Sunday, August 23, 2015

kitchen commandments

When I worked overseas, I had dreams of moonlighting at a restaurant in the great European tradition of culinary apprenticeships.  During my travels, I crossed paths with many cooks, bakers, brewers, and passionate food industry professionals.  I did plenty of cooking with locals, had some epic international potlucks and picnics, and tasted every foreign ingredient I could.

an international potluck in Copenhagen's Nørrebro neighborhood

a bakery's organic bread offerings in the city center

a traditional Danish Christmas lunch in the Copenhagen suburbs

a sampling of herring at a Slow Food event

I attended food festivals and conferences, took cooking classes, and immersed myself in culinary experiences.  But I never found that ideal professional apprenticeship opportunity.  I realize now that this is a classic "if I knew then what I know now" scenario.  Since enrolling in culinary school and gaining industry experience, I can now knock on the door of any kitchen armed with a stronger knowledge base and higher confidence level.

Thanks to school instructors and industry mentors, I discovered there are certain universal rules you can apply to all professional kitchens.  Here is a short (although not exhaustive) list of kitchen commandments.  While these tips are mostly common sense with a dash of industry insight, I hope this content is helpful to those just starting out.

1. Always leave a kitchen cleaner than you found it.  Work as clean as you can, establish good habits, and treat your cutting board like a pristine surface.  And beware when picking up large stock pots: if they are scorched underneath, they will put a big black stain on your white chef jacket when you pick them up.  Classic rookie move (and I have the bleached chef's coats to prove it.)

2. Use every drop of product possible.  If you ever have your own business, you'll think about every cent that goes towards your food cost, and the most thoughtful employees do this too. So scrape each and every last drop of nutella from that nutella jar before you throw it away.

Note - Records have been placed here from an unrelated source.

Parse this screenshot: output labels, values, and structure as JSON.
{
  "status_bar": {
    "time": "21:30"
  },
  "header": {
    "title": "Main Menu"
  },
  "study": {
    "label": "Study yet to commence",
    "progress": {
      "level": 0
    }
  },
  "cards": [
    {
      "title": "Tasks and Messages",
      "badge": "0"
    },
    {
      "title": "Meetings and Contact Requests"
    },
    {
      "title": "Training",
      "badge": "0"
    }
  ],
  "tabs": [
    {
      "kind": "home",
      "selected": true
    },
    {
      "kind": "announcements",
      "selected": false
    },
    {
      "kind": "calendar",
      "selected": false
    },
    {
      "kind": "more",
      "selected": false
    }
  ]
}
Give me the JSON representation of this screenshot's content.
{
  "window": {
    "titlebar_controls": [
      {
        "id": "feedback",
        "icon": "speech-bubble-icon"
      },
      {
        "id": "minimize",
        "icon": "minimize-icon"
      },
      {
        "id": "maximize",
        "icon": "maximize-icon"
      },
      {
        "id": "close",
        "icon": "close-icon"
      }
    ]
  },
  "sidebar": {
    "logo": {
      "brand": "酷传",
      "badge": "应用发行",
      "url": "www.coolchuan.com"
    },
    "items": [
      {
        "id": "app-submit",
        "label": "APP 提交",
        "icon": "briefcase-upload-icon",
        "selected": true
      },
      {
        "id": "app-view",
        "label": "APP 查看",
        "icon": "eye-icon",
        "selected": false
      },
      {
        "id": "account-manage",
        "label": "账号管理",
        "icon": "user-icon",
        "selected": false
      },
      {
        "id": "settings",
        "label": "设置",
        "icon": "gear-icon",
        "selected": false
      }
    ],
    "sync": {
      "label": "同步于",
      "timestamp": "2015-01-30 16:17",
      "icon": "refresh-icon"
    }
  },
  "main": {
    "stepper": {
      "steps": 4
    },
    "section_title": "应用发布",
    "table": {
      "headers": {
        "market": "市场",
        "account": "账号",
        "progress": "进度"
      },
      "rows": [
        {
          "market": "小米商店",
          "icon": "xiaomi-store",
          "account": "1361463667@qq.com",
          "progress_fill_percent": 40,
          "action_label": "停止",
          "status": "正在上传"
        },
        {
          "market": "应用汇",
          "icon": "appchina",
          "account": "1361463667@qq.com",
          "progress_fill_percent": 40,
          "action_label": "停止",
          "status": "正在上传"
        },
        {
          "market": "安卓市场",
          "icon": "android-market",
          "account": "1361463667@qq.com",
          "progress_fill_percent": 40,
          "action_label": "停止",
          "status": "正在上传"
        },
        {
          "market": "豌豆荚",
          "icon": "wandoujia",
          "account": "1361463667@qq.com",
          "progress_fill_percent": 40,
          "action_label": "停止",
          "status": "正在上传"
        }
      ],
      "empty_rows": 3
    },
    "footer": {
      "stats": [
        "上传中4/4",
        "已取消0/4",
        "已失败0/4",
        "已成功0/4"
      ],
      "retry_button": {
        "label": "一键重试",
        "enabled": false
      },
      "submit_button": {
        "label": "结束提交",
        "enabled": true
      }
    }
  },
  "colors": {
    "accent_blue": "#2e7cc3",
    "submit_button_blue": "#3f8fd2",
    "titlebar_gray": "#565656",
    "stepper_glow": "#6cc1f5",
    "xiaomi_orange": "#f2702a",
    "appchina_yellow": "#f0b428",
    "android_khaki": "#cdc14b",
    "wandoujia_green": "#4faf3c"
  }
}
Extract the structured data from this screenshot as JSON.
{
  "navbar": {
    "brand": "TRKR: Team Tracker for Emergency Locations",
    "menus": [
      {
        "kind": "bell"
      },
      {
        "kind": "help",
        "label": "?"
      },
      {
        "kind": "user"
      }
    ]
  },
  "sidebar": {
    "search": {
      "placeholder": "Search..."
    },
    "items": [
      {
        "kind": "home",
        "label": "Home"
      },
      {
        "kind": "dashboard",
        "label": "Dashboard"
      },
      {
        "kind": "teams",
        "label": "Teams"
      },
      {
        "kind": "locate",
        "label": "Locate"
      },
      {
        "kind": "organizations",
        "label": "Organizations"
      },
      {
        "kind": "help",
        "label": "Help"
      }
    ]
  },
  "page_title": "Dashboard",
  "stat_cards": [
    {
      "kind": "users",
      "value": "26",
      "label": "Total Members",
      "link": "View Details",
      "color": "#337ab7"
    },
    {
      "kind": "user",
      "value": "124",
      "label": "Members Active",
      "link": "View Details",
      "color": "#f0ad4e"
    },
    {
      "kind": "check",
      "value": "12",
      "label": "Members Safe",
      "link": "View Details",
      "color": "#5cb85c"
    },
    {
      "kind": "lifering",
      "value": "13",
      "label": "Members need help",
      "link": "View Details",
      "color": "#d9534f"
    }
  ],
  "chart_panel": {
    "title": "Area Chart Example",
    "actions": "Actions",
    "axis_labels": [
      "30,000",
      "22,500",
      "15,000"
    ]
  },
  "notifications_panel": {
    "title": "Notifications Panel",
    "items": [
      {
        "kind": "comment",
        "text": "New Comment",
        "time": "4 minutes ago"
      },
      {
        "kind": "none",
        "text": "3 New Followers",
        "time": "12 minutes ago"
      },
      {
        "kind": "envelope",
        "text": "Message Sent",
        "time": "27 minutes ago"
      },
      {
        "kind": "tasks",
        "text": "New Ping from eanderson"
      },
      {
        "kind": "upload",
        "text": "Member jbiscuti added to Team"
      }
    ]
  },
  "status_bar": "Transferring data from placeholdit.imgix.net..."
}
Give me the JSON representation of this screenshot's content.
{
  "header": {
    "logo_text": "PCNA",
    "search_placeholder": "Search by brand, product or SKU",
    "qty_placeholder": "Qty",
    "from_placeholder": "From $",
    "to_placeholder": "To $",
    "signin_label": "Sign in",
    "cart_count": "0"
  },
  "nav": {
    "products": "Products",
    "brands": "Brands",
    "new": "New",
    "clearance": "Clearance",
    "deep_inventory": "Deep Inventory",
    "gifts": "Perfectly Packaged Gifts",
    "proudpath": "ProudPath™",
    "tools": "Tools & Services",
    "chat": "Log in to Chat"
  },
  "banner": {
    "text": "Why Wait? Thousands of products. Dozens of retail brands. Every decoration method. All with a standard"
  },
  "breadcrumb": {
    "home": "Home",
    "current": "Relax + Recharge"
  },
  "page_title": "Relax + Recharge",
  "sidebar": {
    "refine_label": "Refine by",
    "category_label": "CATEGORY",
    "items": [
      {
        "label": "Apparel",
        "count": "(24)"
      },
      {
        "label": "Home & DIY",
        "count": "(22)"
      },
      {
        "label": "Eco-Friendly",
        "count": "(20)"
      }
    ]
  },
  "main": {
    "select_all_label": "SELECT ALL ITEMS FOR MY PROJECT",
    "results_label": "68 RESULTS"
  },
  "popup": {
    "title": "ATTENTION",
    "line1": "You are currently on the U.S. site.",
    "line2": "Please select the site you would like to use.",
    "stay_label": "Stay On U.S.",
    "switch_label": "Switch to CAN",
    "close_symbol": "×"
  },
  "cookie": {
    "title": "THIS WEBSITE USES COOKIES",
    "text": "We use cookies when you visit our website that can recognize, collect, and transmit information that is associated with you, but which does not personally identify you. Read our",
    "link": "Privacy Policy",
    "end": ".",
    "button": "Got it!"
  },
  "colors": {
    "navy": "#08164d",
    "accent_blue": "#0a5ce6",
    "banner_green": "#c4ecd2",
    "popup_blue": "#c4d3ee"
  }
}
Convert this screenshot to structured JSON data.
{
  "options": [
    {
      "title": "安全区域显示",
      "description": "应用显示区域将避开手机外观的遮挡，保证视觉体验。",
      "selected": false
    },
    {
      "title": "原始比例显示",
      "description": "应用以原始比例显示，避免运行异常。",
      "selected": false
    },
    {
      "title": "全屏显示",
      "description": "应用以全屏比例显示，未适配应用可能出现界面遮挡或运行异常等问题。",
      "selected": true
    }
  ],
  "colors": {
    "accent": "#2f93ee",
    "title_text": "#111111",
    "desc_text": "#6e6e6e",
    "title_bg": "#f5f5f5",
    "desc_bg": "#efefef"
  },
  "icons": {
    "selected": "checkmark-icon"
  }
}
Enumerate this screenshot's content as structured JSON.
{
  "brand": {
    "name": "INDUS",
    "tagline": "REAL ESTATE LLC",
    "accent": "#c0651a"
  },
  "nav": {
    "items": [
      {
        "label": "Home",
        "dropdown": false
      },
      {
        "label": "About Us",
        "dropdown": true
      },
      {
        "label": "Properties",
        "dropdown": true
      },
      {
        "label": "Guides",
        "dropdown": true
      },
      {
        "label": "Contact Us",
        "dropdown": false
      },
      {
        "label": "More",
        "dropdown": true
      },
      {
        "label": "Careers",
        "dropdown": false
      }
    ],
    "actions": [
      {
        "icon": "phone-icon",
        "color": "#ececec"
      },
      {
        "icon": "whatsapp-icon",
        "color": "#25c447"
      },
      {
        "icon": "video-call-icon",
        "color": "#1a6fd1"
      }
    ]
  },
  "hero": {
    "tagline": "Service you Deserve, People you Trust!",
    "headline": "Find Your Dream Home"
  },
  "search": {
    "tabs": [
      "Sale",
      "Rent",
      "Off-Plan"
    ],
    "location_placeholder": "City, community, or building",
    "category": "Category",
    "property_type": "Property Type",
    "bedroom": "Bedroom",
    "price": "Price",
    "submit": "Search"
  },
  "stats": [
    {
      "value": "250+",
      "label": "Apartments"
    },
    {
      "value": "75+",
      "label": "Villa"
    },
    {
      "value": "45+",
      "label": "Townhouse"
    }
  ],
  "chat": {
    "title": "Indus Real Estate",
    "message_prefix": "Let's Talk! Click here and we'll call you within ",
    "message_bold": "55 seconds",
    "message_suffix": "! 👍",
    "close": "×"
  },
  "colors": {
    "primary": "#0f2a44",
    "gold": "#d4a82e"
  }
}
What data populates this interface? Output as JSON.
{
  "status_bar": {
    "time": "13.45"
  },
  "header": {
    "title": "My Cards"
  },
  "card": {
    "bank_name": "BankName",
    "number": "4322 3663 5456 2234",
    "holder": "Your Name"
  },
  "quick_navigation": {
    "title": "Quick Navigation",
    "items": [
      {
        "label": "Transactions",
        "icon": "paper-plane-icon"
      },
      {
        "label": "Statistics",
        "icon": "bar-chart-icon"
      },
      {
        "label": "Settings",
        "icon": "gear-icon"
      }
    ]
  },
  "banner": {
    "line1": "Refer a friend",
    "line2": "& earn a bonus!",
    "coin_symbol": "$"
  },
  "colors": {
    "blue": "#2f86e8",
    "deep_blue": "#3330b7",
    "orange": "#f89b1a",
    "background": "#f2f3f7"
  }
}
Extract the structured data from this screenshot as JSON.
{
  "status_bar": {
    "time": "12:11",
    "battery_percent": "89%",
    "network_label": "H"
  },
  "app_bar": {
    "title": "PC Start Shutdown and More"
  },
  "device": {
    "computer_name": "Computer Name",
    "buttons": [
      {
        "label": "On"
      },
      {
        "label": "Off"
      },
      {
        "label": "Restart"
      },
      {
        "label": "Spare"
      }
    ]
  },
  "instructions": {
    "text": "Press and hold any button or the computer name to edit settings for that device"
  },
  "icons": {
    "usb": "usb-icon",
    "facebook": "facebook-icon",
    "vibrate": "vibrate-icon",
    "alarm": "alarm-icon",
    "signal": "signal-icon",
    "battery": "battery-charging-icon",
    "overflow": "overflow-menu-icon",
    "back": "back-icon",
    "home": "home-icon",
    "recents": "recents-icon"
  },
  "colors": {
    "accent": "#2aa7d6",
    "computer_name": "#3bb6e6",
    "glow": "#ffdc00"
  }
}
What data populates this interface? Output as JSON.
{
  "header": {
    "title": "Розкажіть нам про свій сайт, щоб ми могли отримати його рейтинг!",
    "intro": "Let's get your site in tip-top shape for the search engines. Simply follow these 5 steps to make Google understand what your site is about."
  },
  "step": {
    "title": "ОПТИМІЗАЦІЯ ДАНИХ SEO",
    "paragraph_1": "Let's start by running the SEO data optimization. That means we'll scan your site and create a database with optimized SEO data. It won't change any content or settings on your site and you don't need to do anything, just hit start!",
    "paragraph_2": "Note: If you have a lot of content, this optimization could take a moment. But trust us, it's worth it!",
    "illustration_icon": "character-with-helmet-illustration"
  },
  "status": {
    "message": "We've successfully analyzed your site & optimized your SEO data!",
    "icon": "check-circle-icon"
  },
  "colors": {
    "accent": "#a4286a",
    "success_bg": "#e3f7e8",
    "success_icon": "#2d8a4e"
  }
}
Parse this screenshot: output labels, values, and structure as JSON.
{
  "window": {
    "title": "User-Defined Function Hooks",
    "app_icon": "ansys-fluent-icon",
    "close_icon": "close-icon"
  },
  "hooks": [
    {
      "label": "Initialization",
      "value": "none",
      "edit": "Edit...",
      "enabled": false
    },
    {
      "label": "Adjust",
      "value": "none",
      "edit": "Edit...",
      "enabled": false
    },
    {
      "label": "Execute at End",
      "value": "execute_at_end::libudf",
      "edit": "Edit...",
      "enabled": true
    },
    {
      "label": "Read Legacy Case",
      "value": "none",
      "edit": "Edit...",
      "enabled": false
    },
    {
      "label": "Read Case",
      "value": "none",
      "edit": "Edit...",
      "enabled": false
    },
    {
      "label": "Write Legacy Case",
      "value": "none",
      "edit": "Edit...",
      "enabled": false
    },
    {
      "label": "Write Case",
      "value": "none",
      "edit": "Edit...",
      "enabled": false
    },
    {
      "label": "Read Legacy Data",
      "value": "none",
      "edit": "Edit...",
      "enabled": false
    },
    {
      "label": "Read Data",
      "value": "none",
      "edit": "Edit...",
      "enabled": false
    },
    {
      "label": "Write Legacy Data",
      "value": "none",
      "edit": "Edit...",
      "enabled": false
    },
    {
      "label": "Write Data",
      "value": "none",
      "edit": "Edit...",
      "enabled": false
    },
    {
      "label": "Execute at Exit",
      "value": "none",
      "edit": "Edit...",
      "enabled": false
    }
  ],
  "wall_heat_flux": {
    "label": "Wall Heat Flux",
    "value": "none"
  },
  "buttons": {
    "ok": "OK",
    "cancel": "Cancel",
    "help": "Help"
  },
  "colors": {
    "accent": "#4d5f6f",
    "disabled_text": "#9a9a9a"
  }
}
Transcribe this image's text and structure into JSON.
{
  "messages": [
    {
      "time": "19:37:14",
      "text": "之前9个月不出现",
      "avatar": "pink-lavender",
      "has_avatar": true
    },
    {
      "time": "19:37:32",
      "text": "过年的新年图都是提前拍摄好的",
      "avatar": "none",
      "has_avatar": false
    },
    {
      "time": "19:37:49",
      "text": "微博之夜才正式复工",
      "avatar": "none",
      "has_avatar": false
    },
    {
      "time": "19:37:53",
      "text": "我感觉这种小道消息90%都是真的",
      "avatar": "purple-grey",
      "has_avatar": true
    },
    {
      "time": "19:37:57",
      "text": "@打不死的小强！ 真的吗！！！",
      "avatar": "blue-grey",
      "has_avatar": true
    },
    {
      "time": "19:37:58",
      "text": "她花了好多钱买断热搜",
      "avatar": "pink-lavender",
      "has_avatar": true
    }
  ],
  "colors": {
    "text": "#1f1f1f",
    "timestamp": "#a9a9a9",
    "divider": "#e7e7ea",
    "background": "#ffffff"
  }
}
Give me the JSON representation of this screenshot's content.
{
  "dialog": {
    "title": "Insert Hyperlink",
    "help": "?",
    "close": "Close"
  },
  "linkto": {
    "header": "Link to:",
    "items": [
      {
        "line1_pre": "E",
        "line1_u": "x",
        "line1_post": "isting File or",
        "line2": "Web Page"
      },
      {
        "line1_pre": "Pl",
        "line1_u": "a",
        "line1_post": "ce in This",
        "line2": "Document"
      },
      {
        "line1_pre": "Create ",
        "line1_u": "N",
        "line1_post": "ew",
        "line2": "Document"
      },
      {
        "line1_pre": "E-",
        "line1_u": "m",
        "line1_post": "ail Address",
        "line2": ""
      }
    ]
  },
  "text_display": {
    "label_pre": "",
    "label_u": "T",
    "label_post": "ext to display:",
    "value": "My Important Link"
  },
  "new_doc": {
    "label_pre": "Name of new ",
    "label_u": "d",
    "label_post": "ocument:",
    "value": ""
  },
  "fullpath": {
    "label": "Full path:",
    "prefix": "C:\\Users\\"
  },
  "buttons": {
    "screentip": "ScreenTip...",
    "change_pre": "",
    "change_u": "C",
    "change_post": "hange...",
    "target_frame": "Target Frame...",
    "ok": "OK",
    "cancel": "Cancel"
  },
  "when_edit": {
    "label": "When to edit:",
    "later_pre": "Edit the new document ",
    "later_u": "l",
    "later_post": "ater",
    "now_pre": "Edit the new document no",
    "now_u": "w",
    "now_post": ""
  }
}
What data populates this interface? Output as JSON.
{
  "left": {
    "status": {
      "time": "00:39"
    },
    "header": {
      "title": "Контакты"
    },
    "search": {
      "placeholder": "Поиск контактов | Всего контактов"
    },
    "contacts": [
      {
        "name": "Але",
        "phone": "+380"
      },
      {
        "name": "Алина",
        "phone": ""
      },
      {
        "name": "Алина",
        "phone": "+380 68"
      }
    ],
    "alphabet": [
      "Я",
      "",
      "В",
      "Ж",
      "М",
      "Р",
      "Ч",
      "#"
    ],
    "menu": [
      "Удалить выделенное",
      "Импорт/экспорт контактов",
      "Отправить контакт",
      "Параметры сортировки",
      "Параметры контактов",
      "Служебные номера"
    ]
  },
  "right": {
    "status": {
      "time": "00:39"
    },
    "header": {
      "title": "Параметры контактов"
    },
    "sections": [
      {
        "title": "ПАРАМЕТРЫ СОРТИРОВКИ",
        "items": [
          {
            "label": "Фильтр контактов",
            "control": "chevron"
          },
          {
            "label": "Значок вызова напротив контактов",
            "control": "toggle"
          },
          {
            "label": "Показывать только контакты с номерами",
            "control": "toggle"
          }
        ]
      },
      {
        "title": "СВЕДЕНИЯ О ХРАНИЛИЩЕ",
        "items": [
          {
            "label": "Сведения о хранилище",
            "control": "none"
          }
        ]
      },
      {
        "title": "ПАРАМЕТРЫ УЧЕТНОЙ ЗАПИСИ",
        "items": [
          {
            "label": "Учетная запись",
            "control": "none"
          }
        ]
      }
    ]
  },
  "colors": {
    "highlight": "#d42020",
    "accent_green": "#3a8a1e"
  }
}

3. Be willing to embarrass yourself.  No one is born knowing how to filet a fish.  Be willing to ask questions, admit what you don't know, learn from your mistakes, and embrace these humbling experiences with open arms.  A kind restaurant colleague recently told me, "All chefs have screwed up way more than they've gotten it right."  It takes a lot of practice to get to where you need to be, so find beauty in the frustrating but ultimately rewarding process.

4. Invest in high quality slip-resistant shoes.  You're going to be on your feet a lot.  A 50-year industry veteran once told me, "you can be cheap with other things, but not with your shoes."  As much as you can afford to, spring for the good ones with lots of support.  

5. Mise en place.  It's a way of life.  Prepare your ingredients in advance and stay organized. And remember that recipes can only take you so far-- you must also evaluate what you produce and know how to fix it if it's not right.

6. Take notes.  Whenever possible, ask your chef how to do something only once. Always defer to how the chef you are working for wants the task done, even if a previous boss or teacher taught you a different method.  Keep a little notebook in your back pocket and make it your kitchen bible.  (For the record, my favorite kitchen notebooks are Moleskin's hard cover pocket size and I stock up on them when they go on sale.)

7. Learn from everyone.  Respect each job in the kitchen.  Especially if you want to be running the show someday, know how to work the dish machine, how to clean the fryer, and observe the way everything works in the operation.  Be a sponge, absorb everything, and show appreciation for your kitchen teammates.

8. Respect your knives. Never try to catch a falling knife, it's a losing game.  Keep them sharp.  And be careful not to leave blades hanging out in a sink where they can injure someone.  The most common knife you'll use is an 8 inch or 10 inch chef's knife, so it's practical to invest in one of those. And don't break the bank with your first purchase: you can get a decent starter knife for under $40.

9. Be vocal.  Make yourself seen and heard in the kitchen, or else you're going to get cut, burned, or otherwise injured.  Say "behind" when you're walking behind someone, "hot" when you're carrying hot pots and pans through the kitchen, or "sharp knife!" if you're walking through the kitchen with sharp objects.

10.  Walk faster!  Make your trips within the kitchen as efficient as possible and have a sense of urgency.

Finally, be bold and use common sense.  Julia Child offered the best advice when she said: "The main thing is to have a gutsy approach and to use your head."